### Task to carry out
Would you reproduce the whole listing exactly, minus its images?

### Dataset entries

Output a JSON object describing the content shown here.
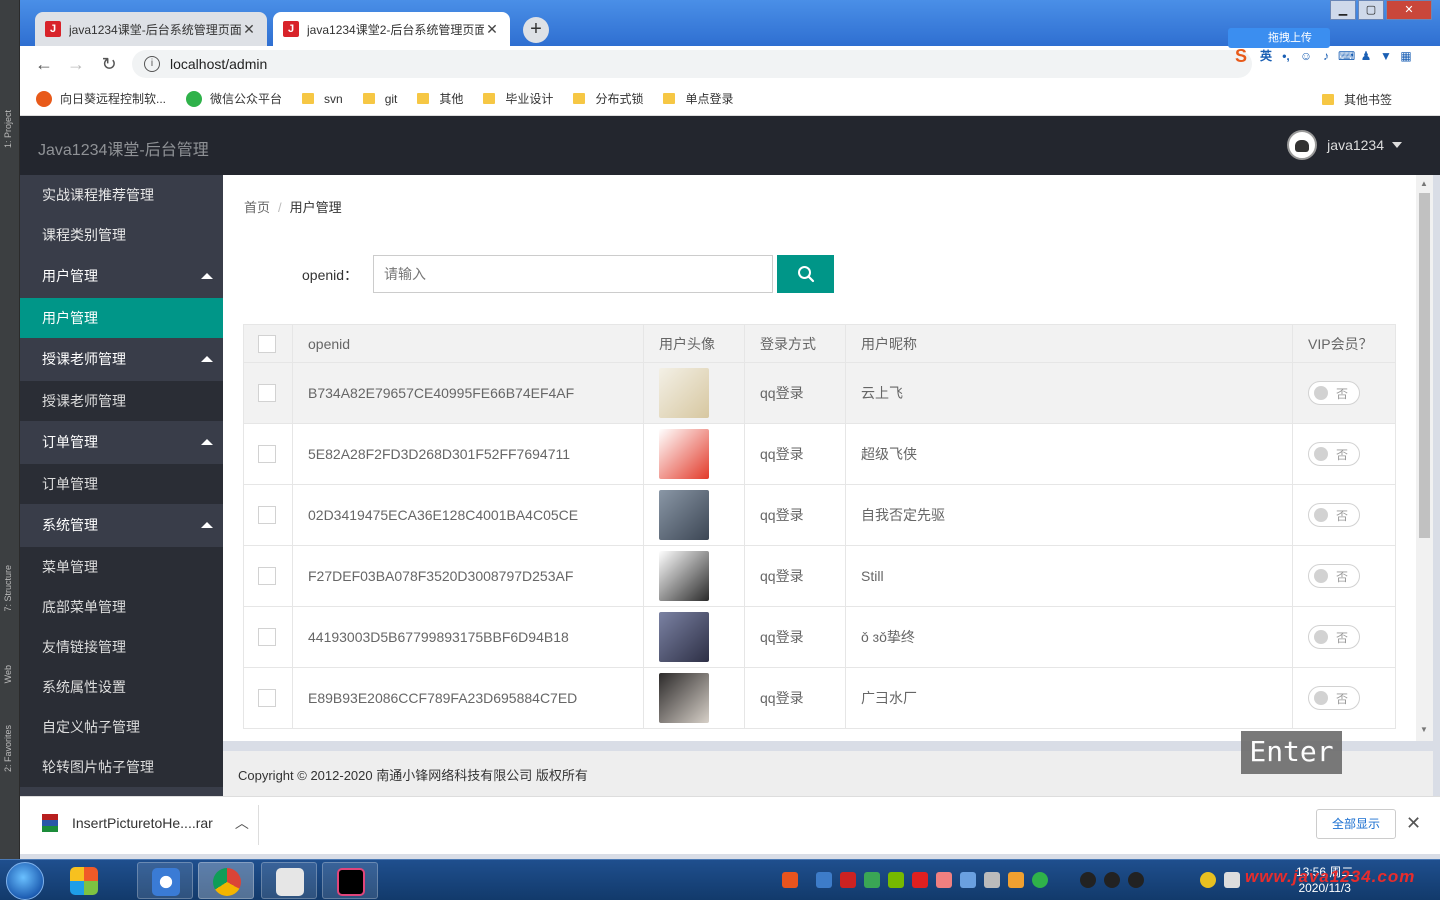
{
  "browser": {
    "tabs": [
      {
        "title": "java1234课堂-后台系统管理页面",
        "active": false
      },
      {
        "title": "java1234课堂2-后台系统管理页面",
        "active": true
      }
    ],
    "url": "localhost/admin",
    "bookmarks": [
      {
        "label": "向日葵远程控制软...",
        "icon": "sunflower-icon"
      },
      {
        "label": "微信公众平台",
        "icon": "wechat-icon"
      },
      {
        "label": "svn",
        "icon": "folder-icon"
      },
      {
        "label": "git",
        "icon": "folder-icon"
      },
      {
        "label": "其他",
        "icon": "folder-icon"
      },
      {
        "label": "毕业设计",
        "icon": "folder-icon"
      },
      {
        "label": "分布式锁",
        "icon": "folder-icon"
      },
      {
        "label": "单点登录",
        "icon": "folder-icon"
      }
    ],
    "other_bookmarks": "其他书签",
    "ime_language": "英",
    "upload_chip": "拖拽上传"
  },
  "ide": {
    "labels": [
      "1: Project",
      "7: Structure",
      "Web",
      "2: Favorites"
    ]
  },
  "app": {
    "title": "Java1234课堂-后台管理",
    "username": "java1234"
  },
  "sidebar": {
    "items": [
      {
        "label": "实战课程推荐管理",
        "kind": "link"
      },
      {
        "label": "课程类别管理",
        "kind": "link"
      },
      {
        "label": "用户管理",
        "kind": "group"
      },
      {
        "label": "用户管理",
        "kind": "active"
      },
      {
        "label": "授课老师管理",
        "kind": "group"
      },
      {
        "label": "授课老师管理",
        "kind": "sub"
      },
      {
        "label": "订单管理",
        "kind": "group"
      },
      {
        "label": "订单管理",
        "kind": "sub"
      },
      {
        "label": "系统管理",
        "kind": "group"
      },
      {
        "label": "菜单管理",
        "kind": "sub"
      },
      {
        "label": "底部菜单管理",
        "kind": "sub"
      },
      {
        "label": "友情链接管理",
        "kind": "sub"
      },
      {
        "label": "系统属性设置",
        "kind": "sub"
      },
      {
        "label": "自定义帖子管理",
        "kind": "sub"
      },
      {
        "label": "轮转图片帖子管理",
        "kind": "sub"
      }
    ]
  },
  "breadcrumb": {
    "home": "首页",
    "separator": "/",
    "current": "用户管理"
  },
  "search": {
    "label": "openid：",
    "placeholder": "请输入",
    "value": ""
  },
  "table": {
    "columns": [
      "openid",
      "用户头像",
      "登录方式",
      "用户昵称",
      "VIP会员？"
    ],
    "rows": [
      {
        "openid": "B734A82E79657CE40995FE66B74EF4AF",
        "login": "qq登录",
        "nickname": "云上飞",
        "vip": "否",
        "avatar_colors": [
          "#f3f0e6",
          "#d7c7a0"
        ]
      },
      {
        "openid": "5E82A28F2FD3D268D301F52FF7694711",
        "login": "qq登录",
        "nickname": "超级飞侠",
        "vip": "否",
        "avatar_colors": [
          "#ffffff",
          "#e23a2a"
        ]
      },
      {
        "openid": "02D3419475ECA36E128C4001BA4C05CE",
        "login": "qq登录",
        "nickname": "自我否定先驱",
        "vip": "否",
        "avatar_colors": [
          "#8a97a6",
          "#3c4654"
        ]
      },
      {
        "openid": "F27DEF03BA078F3520D3008797D253AF",
        "login": "qq登录",
        "nickname": "Still",
        "vip": "否",
        "avatar_colors": [
          "#ffffff",
          "#2a2a2a"
        ]
      },
      {
        "openid": "44193003D5B67799893175BBF6D94B18",
        "login": "qq登录",
        "nickname": "ǒ ɜǒ挚终",
        "vip": "否",
        "avatar_colors": [
          "#7b82a3",
          "#2d2f45"
        ]
      },
      {
        "openid": "E89B93E2086CCF789FA23D695884C7ED",
        "login": "qq登录",
        "nickname": "广彐水厂",
        "vip": "否",
        "avatar_colors": [
          "#2c2a2a",
          "#d7d0c8"
        ]
      }
    ]
  },
  "footer": {
    "text": "Copyright © 2012-2020 南通小锋网络科技有限公司 版权所有"
  },
  "overlay": {
    "key": "Enter"
  },
  "download": {
    "filename": "InsertPicturetoHe....rar",
    "show_all": "全部显示"
  },
  "taskbar": {
    "time": "13:56 周二",
    "date": "2020/11/3"
  },
  "watermark": "www.java1234.com",
  "colors": {
    "accent": "#009688",
    "sidebar": "#393d49",
    "header": "#23262e"
  }
}
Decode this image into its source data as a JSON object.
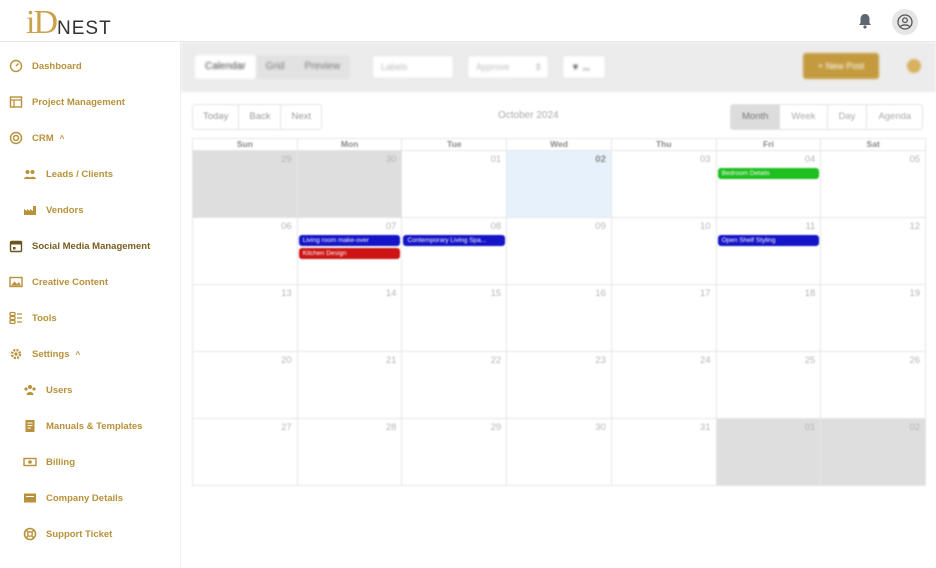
{
  "brand": {
    "mark": "iD",
    "name": "NEST",
    "accent": "#c9a24a"
  },
  "sidebar": {
    "items": [
      {
        "label": "Dashboard",
        "icon": "dashboard-icon"
      },
      {
        "label": "Project Management",
        "icon": "table-icon"
      },
      {
        "label": "CRM",
        "icon": "target-icon",
        "caret": "^"
      },
      {
        "label": "Leads / Clients",
        "icon": "people-icon"
      },
      {
        "label": "Vendors",
        "icon": "factory-icon"
      },
      {
        "label": "Social Media Management",
        "icon": "calendar-icon"
      },
      {
        "label": "Creative Content",
        "icon": "image-icon"
      },
      {
        "label": "Tools",
        "icon": "tools-icon"
      },
      {
        "label": "Settings",
        "icon": "gear-icon",
        "caret": "^"
      },
      {
        "label": "Users",
        "icon": "users-icon"
      },
      {
        "label": "Manuals & Templates",
        "icon": "document-icon"
      },
      {
        "label": "Billing",
        "icon": "money-icon"
      },
      {
        "label": "Company Details",
        "icon": "folder-icon"
      },
      {
        "label": "Support Ticket",
        "icon": "lifebuoy-icon"
      }
    ]
  },
  "toolbar": {
    "tabs": [
      "Calendar",
      "Grid",
      "Preview"
    ],
    "labels_placeholder": "Labels",
    "approve_placeholder": "Approve",
    "filter_label": "...",
    "new_post": "+ New Post"
  },
  "calendar": {
    "nav": [
      "Today",
      "Back",
      "Next"
    ],
    "month_label": "October 2024",
    "views": [
      "Month",
      "Week",
      "Day",
      "Agenda"
    ],
    "active_view": "Month",
    "weekdays": [
      "Sun",
      "Mon",
      "Tue",
      "Wed",
      "Thu",
      "Fri",
      "Sat"
    ],
    "weeks": [
      [
        "29",
        "30",
        "01",
        "02",
        "03",
        "04",
        "05"
      ],
      [
        "06",
        "07",
        "08",
        "09",
        "10",
        "11",
        "12"
      ],
      [
        "13",
        "14",
        "15",
        "16",
        "17",
        "18",
        "19"
      ],
      [
        "20",
        "21",
        "22",
        "23",
        "24",
        "25",
        "26"
      ],
      [
        "27",
        "28",
        "29",
        "30",
        "31",
        "01",
        "02"
      ]
    ],
    "events": [
      {
        "title": "Bedroom Details",
        "week": 0,
        "day": 5,
        "slot": 0,
        "color": "#1fbf1f"
      },
      {
        "title": "Living room make-over",
        "week": 1,
        "day": 1,
        "slot": 0,
        "color": "#1414c8"
      },
      {
        "title": "Kitchen Design",
        "week": 1,
        "day": 1,
        "slot": 1,
        "color": "#cc1414"
      },
      {
        "title": "Contemporary Living Spa...",
        "week": 1,
        "day": 2,
        "slot": 0,
        "color": "#1414c8"
      },
      {
        "title": "Open Shelf Styling",
        "week": 1,
        "day": 5,
        "slot": 0,
        "color": "#1414c8"
      }
    ]
  }
}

### Result of this exercise
Output a JSON object describing the content shown here.
{
  "browser": {
    "tabs": [
      {
        "title": "java1234课堂-后台系统管理页面",
        "active": false
      },
      {
        "title": "java1234课堂2-后台系统管理页面",
        "active": true
      }
    ],
    "url": "localhost/admin",
    "bookmarks": [
      {
        "label": "向日葵远程控制软...",
        "icon": "sunflower-icon"
      },
      {
        "label": "微信公众平台",
        "icon": "wechat-icon"
      },
      {
        "label": "svn",
        "icon": "folder-icon"
      },
      {
        "label": "git",
        "icon": "folder-icon"
      },
      {
        "label": "其他",
        "icon": "folder-icon"
      },
      {
        "label": "毕业设计",
        "icon": "folder-icon"
      },
      {
        "label": "分布式锁",
        "icon": "folder-icon"
      },
      {
        "label": "单点登录",
        "icon": "folder-icon"
      }
    ],
    "other_bookmarks": "其他书签",
    "ime_language": "英",
    "upload_chip": "拖拽上传"
  },
  "ide": {
    "labels": [
      "1: Project",
      "7: Structure",
      "Web",
      "2: Favorites"
    ]
  },
  "app": {
    "title": "Java1234课堂-后台管理",
    "username": "java1234"
  },
  "sidebar": {
    "items": [
      {
        "label": "实战课程推荐管理",
        "kind": "link"
      },
      {
        "label": "课程类别管理",
        "kind": "link"
      },
      {
        "label": "用户管理",
        "kind": "group"
      },
      {
        "label": "用户管理",
        "kind": "active"
      },
      {
        "label": "授课老师管理",
        "kind": "group"
      },
      {
        "label": "授课老师管理",
        "kind": "sub"
      },
      {
        "label": "订单管理",
        "kind": "group"
      },
      {
        "label": "订单管理",
        "kind": "sub"
      },
      {
        "label": "系统管理",
        "kind": "group"
      },
      {
        "label": "菜单管理",
        "kind": "sub"
      },
      {
        "label": "底部菜单管理",
        "kind": "sub"
      },
      {
        "label": "友情链接管理",
        "kind": "sub"
      },
      {
        "label": "系统属性设置",
        "kind": "sub"
      },
      {
        "label": "自定义帖子管理",
        "kind": "sub"
      },
      {
        "label": "轮转图片帖子管理",
        "kind": "sub"
      }
    ]
  },
  "breadcrumb": {
    "home": "首页",
    "separator": "/",
    "current": "用户管理"
  },
  "search": {
    "label": "openid：",
    "placeholder": "请输入",
    "value": ""
  },
  "table": {
    "columns": [
      "openid",
      "用户头像",
      "登录方式",
      "用户昵称",
      "VIP会员？"
    ],
    "rows": [
      {
        "openid": "B734A82E79657CE40995FE66B74EF4AF",
        "login": "qq登录",
        "nickname": "云上飞",
        "vip": "否",
        "avatar_colors": [
          "#f3f0e6",
          "#d7c7a0"
        ]
      },
      {
        "openid": "5E82A28F2FD3D268D301F52FF7694711",
        "login": "qq登录",
        "nickname": "超级飞侠",
        "vip": "否",
        "avatar_colors": [
          "#ffffff",
          "#e23a2a"
        ]
      },
      {
        "openid": "02D3419475ECA36E128C4001BA4C05CE",
        "login": "qq登录",
        "nickname": "自我否定先驱",
        "vip": "否",
        "avatar_colors": [
          "#8a97a6",
          "#3c4654"
        ]
      },
      {
        "openid": "F27DEF03BA078F3520D3008797D253AF",
        "login": "qq登录",
        "nickname": "Still",
        "vip": "否",
        "avatar_colors": [
          "#ffffff",
          "#2a2a2a"
        ]
      },
      {
        "openid": "44193003D5B67799893175BBF6D94B18",
        "login": "qq登录",
        "nickname": "ǒ ɜǒ挚终",
        "vip": "否",
        "avatar_colors": [
          "#7b82a3",
          "#2d2f45"
        ]
      },
      {
        "openid": "E89B93E2086CCF789FA23D695884C7ED",
        "login": "qq登录",
        "nickname": "广彐水厂",
        "vip": "否",
        "avatar_colors": [
          "#2c2a2a",
          "#d7d0c8"
        ]
      }
    ]
  },
  "footer": {
    "text": "Copyright © 2012-2020 南通小锋网络科技有限公司 版权所有"
  },
  "overlay": {
    "key": "Enter"
  },
  "download": {
    "filename": "InsertPicturetoHe....rar",
    "show_all": "全部显示"
  },
  "taskbar": {
    "time": "13:56 周二",
    "date": "2020/11/3"
  },
  "watermark": "www.java1234.com",
  "colors": {
    "accent": "#009688",
    "sidebar": "#393d49",
    "header": "#23262e"
  }
}
Decode this image into its source data as a JSON object.
{
  "brand": {
    "mark": "iD",
    "name": "NEST",
    "accent": "#c9a24a"
  },
  "sidebar": {
    "items": [
      {
        "label": "Dashboard",
        "icon": "dashboard-icon"
      },
      {
        "label": "Project Management",
        "icon": "table-icon"
      },
      {
        "label": "CRM",
        "icon": "target-icon",
        "caret": "^"
      },
      {
        "label": "Leads / Clients",
        "icon": "people-icon"
      },
      {
        "label": "Vendors",
        "icon": "factory-icon"
      },
      {
        "label": "Social Media Management",
        "icon": "calendar-icon"
      },
      {
        "label": "Creative Content",
        "icon": "image-icon"
      },
      {
        "label": "Tools",
        "icon": "tools-icon"
      },
      {
        "label": "Settings",
        "icon": "gear-icon",
        "caret": "^"
      },
      {
        "label": "Users",
        "icon": "users-icon"
      },
      {
        "label": "Manuals & Templates",
        "icon": "document-icon"
      },
      {
        "label": "Billing",
        "icon": "money-icon"
      },
      {
        "label": "Company Details",
        "icon": "folder-icon"
      },
      {
        "label": "Support Ticket",
        "icon": "lifebuoy-icon"
      }
    ]
  },
  "toolbar": {
    "tabs": [
      "Calendar",
      "Grid",
      "Preview"
    ],
    "labels_placeholder": "Labels",
    "approve_placeholder": "Approve",
    "filter_label": "...",
    "new_post": "+ New Post"
  },
  "calendar": {
    "nav": [
      "Today",
      "Back",
      "Next"
    ],
    "month_label": "October 2024",
    "views": [
      "Month",
      "Week",
      "Day",
      "Agenda"
    ],
    "active_view": "Month",
    "weekdays": [
      "Sun",
      "Mon",
      "Tue",
      "Wed",
      "Thu",
      "Fri",
      "Sat"
    ],
    "weeks": [
      [
        "29",
        "30",
        "01",
        "02",
        "03",
        "04",
        "05"
      ],
      [
        "06",
        "07",
        "08",
        "09",
        "10",
        "11",
        "12"
      ],
      [
        "13",
        "14",
        "15",
        "16",
        "17",
        "18",
        "19"
      ],
      [
        "20",
        "21",
        "22",
        "23",
        "24",
        "25",
        "26"
      ],
      [
        "27",
        "28",
        "29",
        "30",
        "31",
        "01",
        "02"
      ]
    ],
    "events": [
      {
        "title": "Bedroom Details",
        "week": 0,
        "day": 5,
        "slot": 0,
        "color": "#1fbf1f"
      },
      {
        "title": "Living room make-over",
        "week": 1,
        "day": 1,
        "slot": 0,
        "color": "#1414c8"
      },
      {
        "title": "Kitchen Design",
        "week": 1,
        "day": 1,
        "slot": 1,
        "color": "#cc1414"
      },
      {
        "title": "Contemporary Living Spa...",
        "week": 1,
        "day": 2,
        "slot": 0,
        "color": "#1414c8"
      },
      {
        "title": "Open Shelf Styling",
        "week": 1,
        "day": 5,
        "slot": 0,
        "color": "#1414c8"
      }
    ]
  }
}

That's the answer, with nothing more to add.